Harrisburg Correspondent - Published: April 5, 2011
Christopher Robertson, associate professor of law at the University of Arizona’s James E. Rogers College of Law, delivered the fifth-annual John L. Gedid lecture on April 5, 2011. His talk, “Fixing Bias: How to Use Law to Prevent Biased Decisions by Jurors, Judges, Physicians and Scientists,” took place at 4:30 in room A180 of the administration building on the Harrisburg campus.

Dean Linda L. Ammons opened the event and explained that the purpose of the John L. Gedid was to welcome, guide, and encourage all faculty members to follow in Professor John L. Gedid’s footsteps. Professor Gedid received the promotional brochure signed by Robertson as a gift, and his wife received a gift of chocolates.

Associate Professor Wesley Oliver then introduced Robertson, who Oliver taught as a student at Harvard Law School.

Robertson started the lecture by reciting a quote from The Federalist; “As long as the reason of man continues fallible, and he is at liberty to exercise it, different opinions will be formed. As long as the connection subsists between his reason and his self love, his opinions and his passions will have a reciprocal influence on each other and the former will be objects to which the latter will attach themselves.”

He explained that out of all the books published from 1880 to 2000, there were far less books on expertise than books on bias. Many people tend to alienate themselves the facts and instead rely on advice from others.

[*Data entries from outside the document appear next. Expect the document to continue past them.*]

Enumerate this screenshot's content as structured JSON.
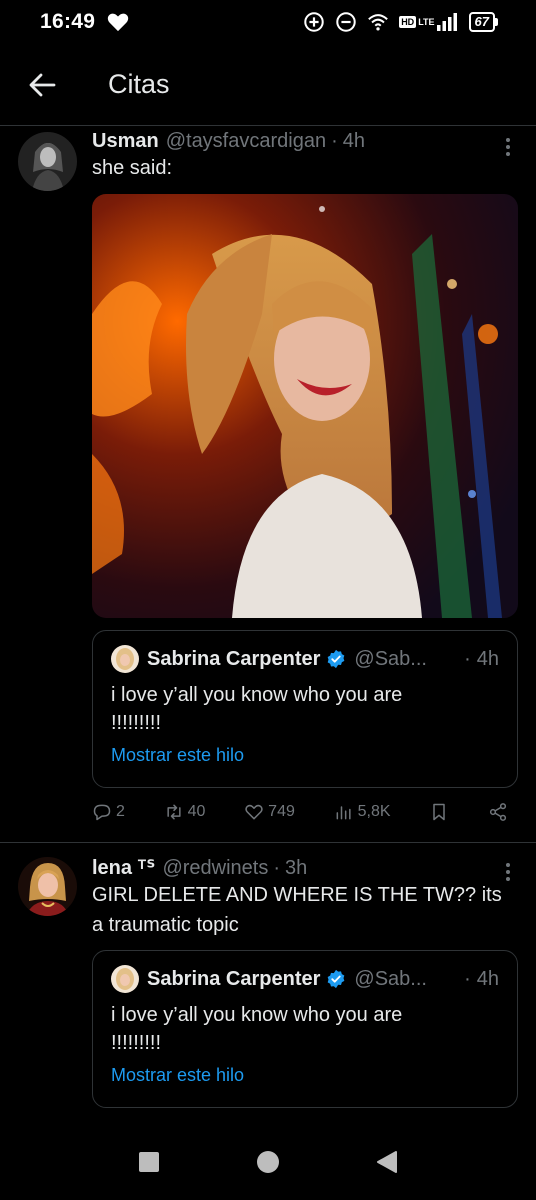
{
  "statusbar": {
    "time": "16:49",
    "battery": "67",
    "hd": "HD",
    "lte": "LTE"
  },
  "header": {
    "title": "Citas"
  },
  "tweets": [
    {
      "name": "Usman",
      "handle": "@taysfavcardigan",
      "dot": "·",
      "time": "4h",
      "text": "she said:",
      "quote": {
        "name": "Sabrina Carpenter",
        "handle": "@Sab...",
        "dot": "·",
        "time": "4h",
        "text": "i love y’all you know who you are !!!!!!!!!",
        "link": "Mostrar este hilo"
      },
      "stats": {
        "replies": "2",
        "reposts": "40",
        "likes": "749",
        "views": "5,8K"
      }
    },
    {
      "name": "lena ᵀᔆ",
      "handle": "@redwinets",
      "dot": "·",
      "time": "3h",
      "text": "GIRL DELETE AND WHERE IS THE TW?? its a traumatic topic",
      "quote": {
        "name": "Sabrina Carpenter",
        "handle": "@Sab...",
        "dot": "·",
        "time": "4h",
        "text": "i love y’all you know who you are !!!!!!!!!",
        "link": "Mostrar este hilo"
      }
    }
  ],
  "colors": {
    "background": "#000000",
    "accent": "#1d9bf0",
    "muted": "#71767b",
    "text": "#e7e9ea",
    "border": "#2f3336"
  },
  "icons": [
    "back-arrow-icon",
    "more-vertical-icon",
    "verified-badge-icon",
    "reply-icon",
    "repost-icon",
    "like-icon",
    "views-icon",
    "bookmark-icon",
    "share-icon"
  ]
}
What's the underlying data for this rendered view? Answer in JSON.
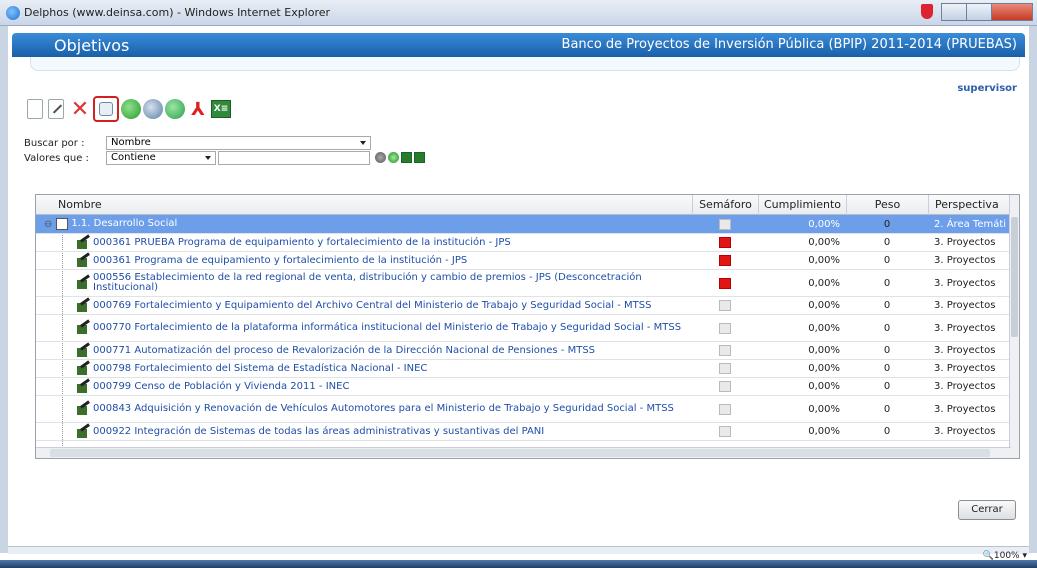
{
  "window": {
    "title": "Delphos (www.deinsa.com) - Windows Internet Explorer"
  },
  "header": {
    "left_title": "Objetivos",
    "right_title": "Banco de Proyectos de Inversión Pública (BPIP) 2011-2014 (PRUEBAS)"
  },
  "user": "supervisor",
  "toolbar": {
    "icons": [
      "new-icon",
      "edit-icon",
      "delete-icon",
      "search-icon",
      "refresh-icon",
      "zoom-icon",
      "back-icon",
      "pdf-icon",
      "excel-icon"
    ]
  },
  "search": {
    "buscar_label": "Buscar por :",
    "buscar_value": "Nombre",
    "valores_label": "Valores que :",
    "valores_value": "Contiene",
    "text_value": ""
  },
  "grid": {
    "columns": [
      "Nombre",
      "Semáforo",
      "Cumplimiento",
      "Peso",
      "Perspectiva"
    ],
    "rows": [
      {
        "name": "1.1. Desarrollo Social",
        "semaforo": "gray",
        "cumplimiento": "0,00%",
        "peso": "0",
        "perspectiva": "2. Área Temáti",
        "selected": true
      },
      {
        "name": "000361 PRUEBA Programa de equipamiento y fortalecimiento de la institución - JPS",
        "semaforo": "red",
        "cumplimiento": "0,00%",
        "peso": "0",
        "perspectiva": "3. Proyectos"
      },
      {
        "name": "000361 Programa de equipamiento y fortalecimiento de la institución - JPS",
        "semaforo": "red",
        "cumplimiento": "0,00%",
        "peso": "0",
        "perspectiva": "3. Proyectos"
      },
      {
        "name": "000556 Establecimiento de la red regional de venta, distribución y cambio de premios - JPS (Desconcetración Institucional)",
        "semaforo": "red",
        "cumplimiento": "0,00%",
        "peso": "0",
        "perspectiva": "3. Proyectos"
      },
      {
        "name": "000769 Fortalecimiento y Equipamiento del Archivo Central del Ministerio de Trabajo y Seguridad Social - MTSS",
        "semaforo": "gray",
        "cumplimiento": "0,00%",
        "peso": "0",
        "perspectiva": "3. Proyectos"
      },
      {
        "name": "000770 Fortalecimiento de la plataforma informática institucional del Ministerio de Trabajo y Seguridad Social - MTSS",
        "semaforo": "gray",
        "cumplimiento": "0,00%",
        "peso": "0",
        "perspectiva": "3. Proyectos"
      },
      {
        "name": "000771 Automatización del proceso de Revalorización de la Dirección Nacional de Pensiones - MTSS",
        "semaforo": "gray",
        "cumplimiento": "0,00%",
        "peso": "0",
        "perspectiva": "3. Proyectos"
      },
      {
        "name": "000798 Fortalecimiento del Sistema de Estadística Nacional - INEC",
        "semaforo": "gray",
        "cumplimiento": "0,00%",
        "peso": "0",
        "perspectiva": "3. Proyectos"
      },
      {
        "name": "000799 Censo de Población y Vivienda 2011 - INEC",
        "semaforo": "gray",
        "cumplimiento": "0,00%",
        "peso": "0",
        "perspectiva": "3. Proyectos"
      },
      {
        "name": "000843 Adquisición y Renovación de Vehículos Automotores para el Ministerio de Trabajo y Seguridad Social - MTSS",
        "semaforo": "gray",
        "cumplimiento": "0,00%",
        "peso": "0",
        "perspectiva": "3. Proyectos"
      },
      {
        "name": "000922 Integración de Sistemas de todas las áreas administrativas y sustantivas del PANI",
        "semaforo": "gray",
        "cumplimiento": "0,00%",
        "peso": "0",
        "perspectiva": "3. Proyectos"
      }
    ]
  },
  "buttons": {
    "cerrar": "Cerrar"
  },
  "status": {
    "zoom": "100%"
  },
  "colors": {
    "header": "#1a5fa8",
    "selected_row": "#6d9ee9",
    "red_status": "#e01515",
    "link_text": "#1f4ea8"
  }
}
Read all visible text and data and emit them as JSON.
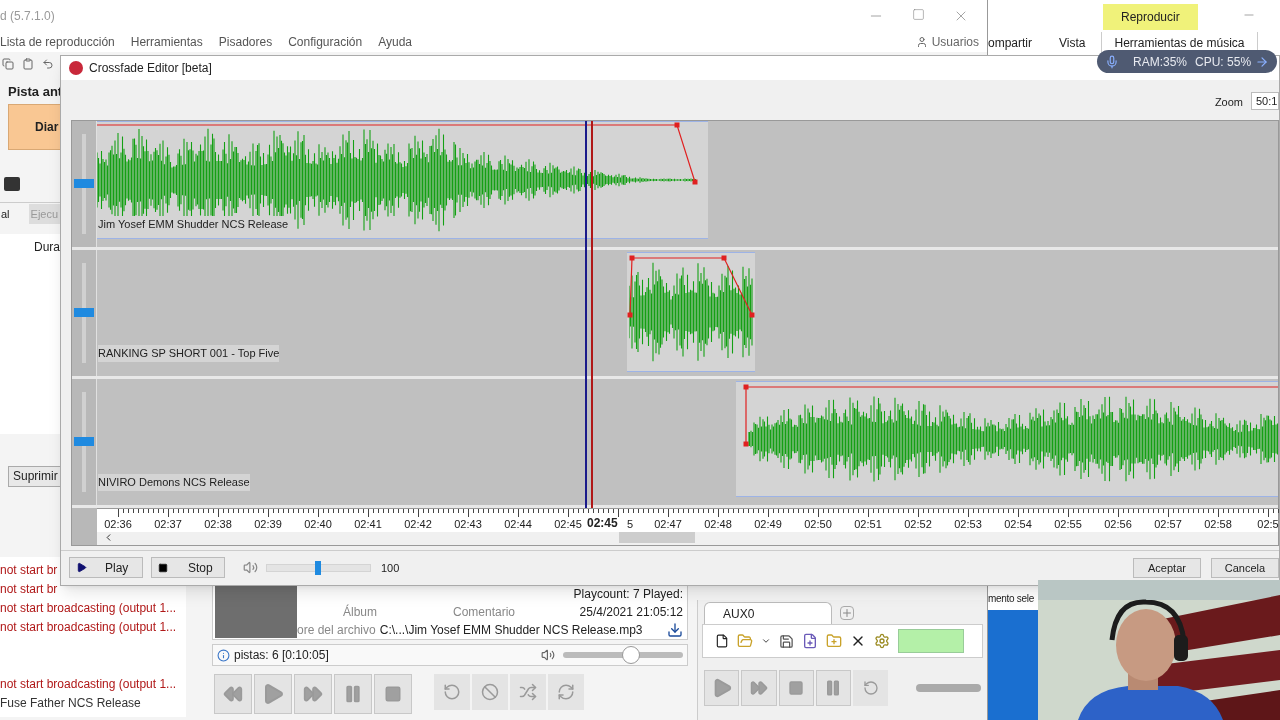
{
  "app": {
    "title": "d (5.7.1.0)",
    "menu": [
      "Lista de reproducción",
      "Herramientas",
      "Pisadores",
      "Configuración",
      "Ayuda"
    ],
    "users_button": "Usuarios"
  },
  "previous_track": {
    "label": "Pista ant",
    "button": "Diar"
  },
  "tabs": [
    {
      "label": "al",
      "selected": true
    },
    {
      "label": "Ejecu",
      "selected": false
    }
  ],
  "list_header": "Dura",
  "delete_button": "Suprimir",
  "log": [
    "not start br",
    "not start br",
    "not start broadcasting (output 1...",
    "not start broadcasting (output 1...",
    "not start broadcasting (output 1...",
    "Fuse Father NCS Release"
  ],
  "track_info": {
    "fields": [
      "Álbum",
      "Comentario",
      "ore del archivo"
    ],
    "file": "C:\\...\\Jim Yosef  EMM  Shudder NCS Release.mp3",
    "playcount": "Playcount: 7  Played:",
    "played_at": "25/4/2021 21:05:12"
  },
  "status": {
    "text": "pistas: 6 [0:10:05]",
    "volume": {
      "level": 0.58
    }
  },
  "aux": {
    "tab": "AUX0"
  },
  "explorer": {
    "context_label": "Reproducir",
    "tabs": [
      {
        "label": "ompartir",
        "selected": false
      },
      {
        "label": "Vista",
        "selected": false
      },
      {
        "label": "Herramientas de música",
        "selected": true
      }
    ],
    "status_text": "mento sele"
  },
  "monitor": {
    "ram": "RAM:35%",
    "cpu": "CPU: 55%"
  },
  "dialog": {
    "title": "Crossfade Editor [beta]",
    "zoom_label": "Zoom",
    "zoom_value": "50:1",
    "tracks": [
      {
        "name": "Jim Yosef  EMM  Shudder NCS Release",
        "level": 0.5
      },
      {
        "name": "RANKING SP SHORT 001 - Top Five",
        "level": 0.5
      },
      {
        "name": "NIVIRO  Demons NCS Release",
        "level": 0.5
      }
    ],
    "ruler": [
      {
        "label": "02:36"
      },
      {
        "label": "02:37"
      },
      {
        "label": "02:38"
      },
      {
        "label": "02:39"
      },
      {
        "label": "02:40"
      },
      {
        "label": "02:41"
      },
      {
        "label": "02:42"
      },
      {
        "label": "02:43"
      },
      {
        "label": "02:44"
      },
      {
        "label": "02:45"
      },
      {
        "label": "5",
        "kind": "partial"
      },
      {
        "label": "02:47"
      },
      {
        "label": "02:48"
      },
      {
        "label": "02:49"
      },
      {
        "label": "02:50"
      },
      {
        "label": "02:51"
      },
      {
        "label": "02:52"
      },
      {
        "label": "02:53"
      },
      {
        "label": "02:54"
      },
      {
        "label": "02:55"
      },
      {
        "label": "02:56"
      },
      {
        "label": "02:57"
      },
      {
        "label": "02:58"
      },
      {
        "label": "02:5"
      }
    ],
    "playhead_label": "02:45",
    "play_button": "Play",
    "stop_button": "Stop",
    "volume": {
      "level": 0.49,
      "reading": "100"
    },
    "buttons": [
      "Aceptar",
      "Cancela"
    ]
  }
}
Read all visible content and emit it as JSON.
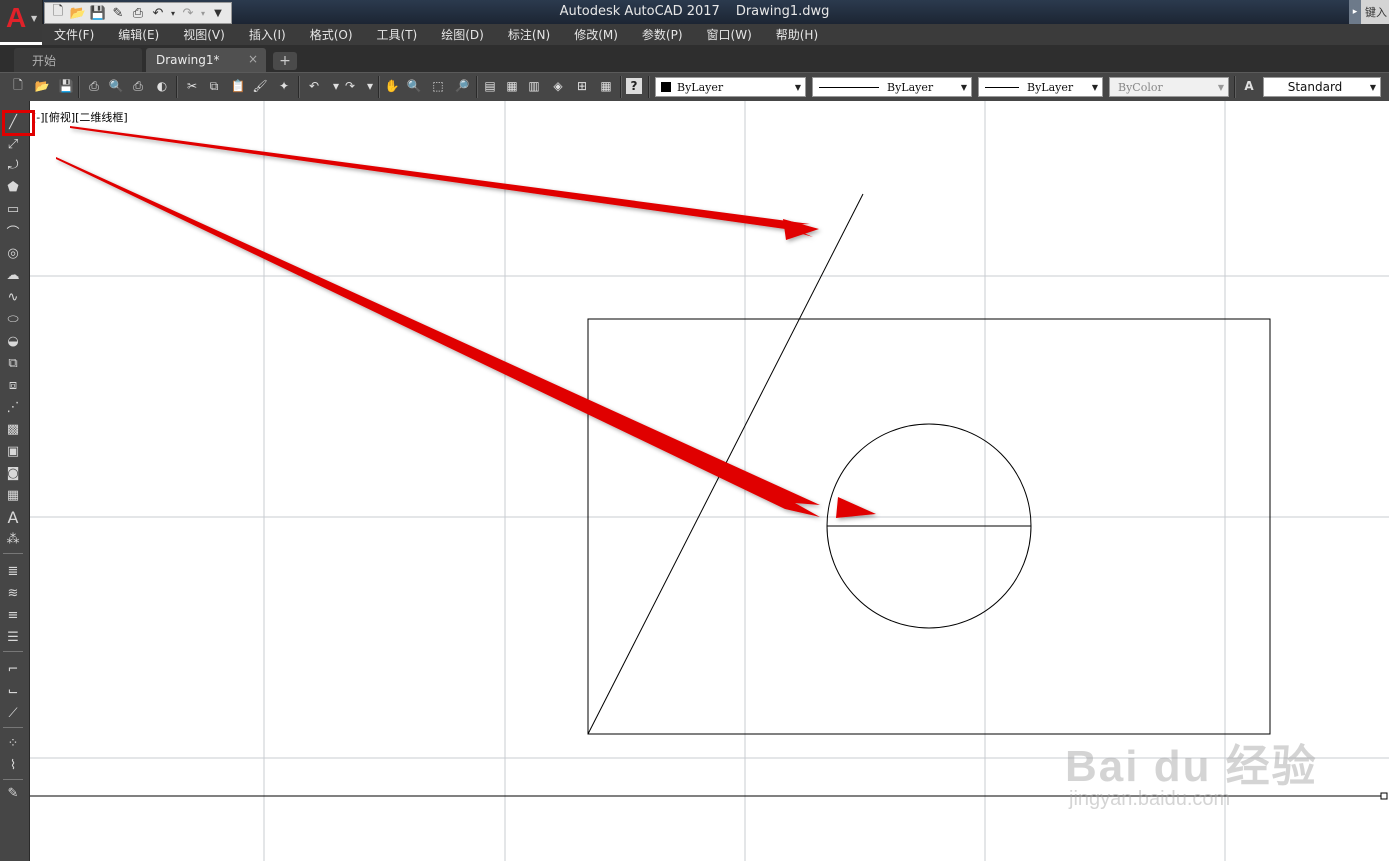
{
  "window": {
    "title": "Autodesk AutoCAD 2017",
    "filename": "Drawing1.dwg",
    "search_hint": "键入"
  },
  "app_button": {
    "logo": "A",
    "icon": "autocad-logo-icon"
  },
  "quick_access": [
    "new-icon",
    "open-icon",
    "save-icon",
    "saveas-icon",
    "print-icon",
    "undo-icon",
    "redo-icon",
    "customize-icon"
  ],
  "menu": [
    "文件(F)",
    "编辑(E)",
    "视图(V)",
    "插入(I)",
    "格式(O)",
    "工具(T)",
    "绘图(D)",
    "标注(N)",
    "修改(M)",
    "参数(P)",
    "窗口(W)",
    "帮助(H)"
  ],
  "tabs": {
    "start": "开始",
    "drawing": "Drawing1*",
    "close": "×",
    "add": "+"
  },
  "properties": {
    "color": "ByLayer",
    "linetype": "ByLayer",
    "lineweight": "ByLayer",
    "plotstyle": "ByColor",
    "textstyle": "Standard"
  },
  "viewport_label": "[-][俯视][二维线框]",
  "watermark": {
    "brand": "Bai du 经验",
    "url": "jingyan.baidu.com"
  },
  "colors": {
    "arrow": "#e00000",
    "highlight_box": "#e00000",
    "grid": "#c8ccd2",
    "geometry": "#000000"
  }
}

Robertson returned to this tension throughout his remarks.

Robertson described expertise as epistemic reliance, which is how people come to know things. People rely on others who are metaphorically closer to the truth. For example, appellate courts might rely on the findings of trial courts while the trial courts themselves are relying on expert witnesses, who may in turn rely on scientific literature.

Bias is a systematic form of error that occurs in an appreciable way. Potential bias actors include courts, scientists, advisors, and citizens. Robertson noted a study of malpractice and products liability suits that indicated 86% of trials used experts and that there were an average of 4 experts per trial. He argued that this was not an efficient way for jurors to make a decision because they are weighing the testimony of experts on each side. With lawyers on either side trying to steer the testimony of the expert witnesses, a jury is then left to decide whom to believe.

He concluded by quoting Judge Jack Weinstein; “An expert can be found to testify to the truth of almost any theory, no matter how frivolous.”

Robertson suggested that the solution to such bias is “blinding.” First there would be an intermediary, such as a nonprofit organization, who would select a qualified and unbiased expert. Then they would provide a clean record for the expert to review. This process would require no change to the law or intervention to the court. Each litigant would then decide whether to disclose the opinion. He concluded that as a result the fact finders would find blind experts more persuasive than hired experts and that litigants using blind experts would win or settle cases earlier.

Putting this theory to the test, Robertson had 275 mock jurors watch a 35-45 minute video of a mock trial. Then he used his method of blind expert witnesses. He found that when a party used a blind expert, they increased their chance of winning by 19%.

At the end of the lecture, students and faculty were able to ask Robertson questions on his experiment and thesis. Following the question and answer segment, there was a reception.